> _What the task asks_:
Restate each record word for word, omitting whatever pictures it holds.

Items from a dataset:
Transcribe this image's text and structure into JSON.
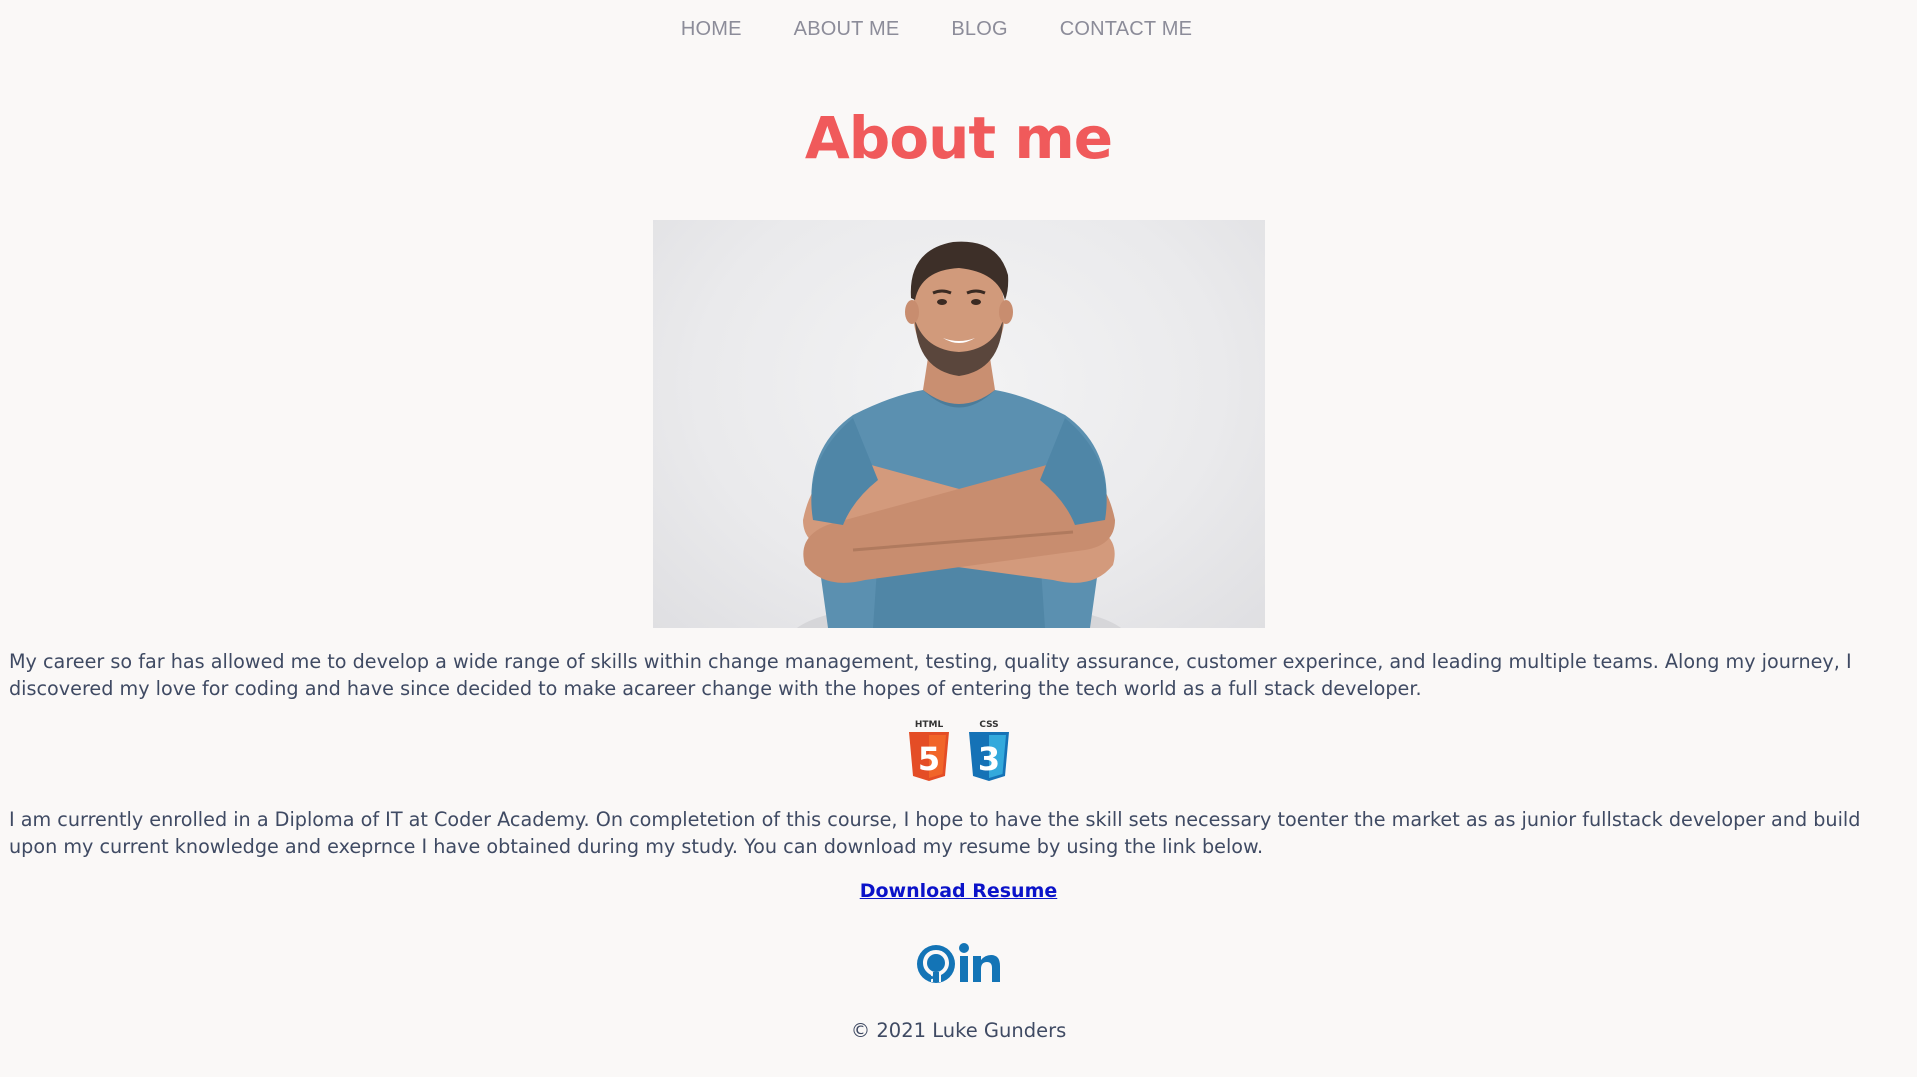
{
  "nav": {
    "items": [
      {
        "label": "HOME"
      },
      {
        "label": "ABOUT ME"
      },
      {
        "label": "BLOG"
      },
      {
        "label": "CONTACT ME"
      }
    ]
  },
  "page": {
    "title": "About me"
  },
  "profile_photo": {
    "alt": "portrait-photo"
  },
  "content": {
    "paragraph1": "My career so far has allowed me to develop a wide range of skills within change management, testing, quality assurance, customer experince, and leading multiple teams. Along my journey, I discovered my love for coding and have since decided to make acareer change with the hopes of entering the tech world as a full stack developer.",
    "paragraph2": "I am currently enrolled in a Diploma of IT at Coder Academy. On completetion of this course, I hope to have the skill sets necessary toenter the market as as junior fullstack developer and build upon my current knowledge and exeprnce I have obtained during my study. You can download my resume by using the link below."
  },
  "skills": [
    {
      "label": "HTML",
      "digit": "5",
      "icon": "html5-icon",
      "color": "#e44d26",
      "shade": "#f16529"
    },
    {
      "label": "CSS",
      "digit": "3",
      "icon": "css3-icon",
      "color": "#1572b6",
      "shade": "#33a9dc"
    }
  ],
  "download": {
    "label": "Download Resume"
  },
  "social": [
    {
      "icon": "github-icon"
    },
    {
      "icon": "linkedin-icon"
    }
  ],
  "colors": {
    "accent": "#f05a5b",
    "text": "#3f4a63",
    "nav": "#8c8c99",
    "link": "#0b13c9",
    "background": "#faf8f7",
    "social": "#1374b6"
  },
  "footer": {
    "text": "© 2021 Luke Gunders"
  }
}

> _Solution to this task_:
Transcribe this image's text and structure into JSON.
{
  "nav": {
    "items": [
      {
        "label": "HOME"
      },
      {
        "label": "ABOUT ME"
      },
      {
        "label": "BLOG"
      },
      {
        "label": "CONTACT ME"
      }
    ]
  },
  "page": {
    "title": "About me"
  },
  "profile_photo": {
    "alt": "portrait-photo"
  },
  "content": {
    "paragraph1": "My career so far has allowed me to develop a wide range of skills within change management, testing, quality assurance, customer experince, and leading multiple teams. Along my journey, I discovered my love for coding and have since decided to make acareer change with the hopes of entering the tech world as a full stack developer.",
    "paragraph2": "I am currently enrolled in a Diploma of IT at Coder Academy. On completetion of this course, I hope to have the skill sets necessary toenter the market as as junior fullstack developer and build upon my current knowledge and exeprnce I have obtained during my study. You can download my resume by using the link below."
  },
  "skills": [
    {
      "label": "HTML",
      "digit": "5",
      "icon": "html5-icon",
      "color": "#e44d26",
      "shade": "#f16529"
    },
    {
      "label": "CSS",
      "digit": "3",
      "icon": "css3-icon",
      "color": "#1572b6",
      "shade": "#33a9dc"
    }
  ],
  "download": {
    "label": "Download Resume"
  },
  "social": [
    {
      "icon": "github-icon"
    },
    {
      "icon": "linkedin-icon"
    }
  ],
  "colors": {
    "accent": "#f05a5b",
    "text": "#3f4a63",
    "nav": "#8c8c99",
    "link": "#0b13c9",
    "background": "#faf8f7",
    "social": "#1374b6"
  },
  "footer": {
    "text": "© 2021 Luke Gunders"
  }
}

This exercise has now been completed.